═════ Provided material ═════
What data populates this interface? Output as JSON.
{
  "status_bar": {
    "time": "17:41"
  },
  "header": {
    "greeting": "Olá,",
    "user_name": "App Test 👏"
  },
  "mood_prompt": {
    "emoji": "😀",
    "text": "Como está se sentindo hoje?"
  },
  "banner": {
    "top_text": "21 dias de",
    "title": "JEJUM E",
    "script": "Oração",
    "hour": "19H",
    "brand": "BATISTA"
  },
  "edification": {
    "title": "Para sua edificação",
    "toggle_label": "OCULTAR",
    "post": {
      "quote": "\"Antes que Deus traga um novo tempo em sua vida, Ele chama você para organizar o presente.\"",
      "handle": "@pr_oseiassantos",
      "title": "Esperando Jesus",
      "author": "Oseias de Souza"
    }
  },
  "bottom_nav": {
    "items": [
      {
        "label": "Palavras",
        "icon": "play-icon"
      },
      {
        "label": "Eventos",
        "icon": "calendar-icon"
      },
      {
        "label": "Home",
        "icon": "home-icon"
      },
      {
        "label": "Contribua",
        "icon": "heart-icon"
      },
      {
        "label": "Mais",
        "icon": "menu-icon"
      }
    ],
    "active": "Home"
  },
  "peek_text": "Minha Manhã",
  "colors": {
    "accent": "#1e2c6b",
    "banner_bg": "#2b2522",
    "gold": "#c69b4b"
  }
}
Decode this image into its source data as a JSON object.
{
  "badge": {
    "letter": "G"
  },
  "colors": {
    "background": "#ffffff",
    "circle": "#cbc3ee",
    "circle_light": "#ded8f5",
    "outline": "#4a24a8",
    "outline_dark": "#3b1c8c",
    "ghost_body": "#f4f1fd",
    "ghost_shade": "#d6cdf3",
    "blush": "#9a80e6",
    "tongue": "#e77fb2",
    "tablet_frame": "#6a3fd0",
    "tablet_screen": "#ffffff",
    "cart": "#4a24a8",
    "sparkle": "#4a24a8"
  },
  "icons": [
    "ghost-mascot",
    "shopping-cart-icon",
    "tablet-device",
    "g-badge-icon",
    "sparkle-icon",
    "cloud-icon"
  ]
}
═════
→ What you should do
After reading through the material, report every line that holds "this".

→ Answer space
What data populates this interface? Output as JSON.
Decode this image into its source data as a JSON object.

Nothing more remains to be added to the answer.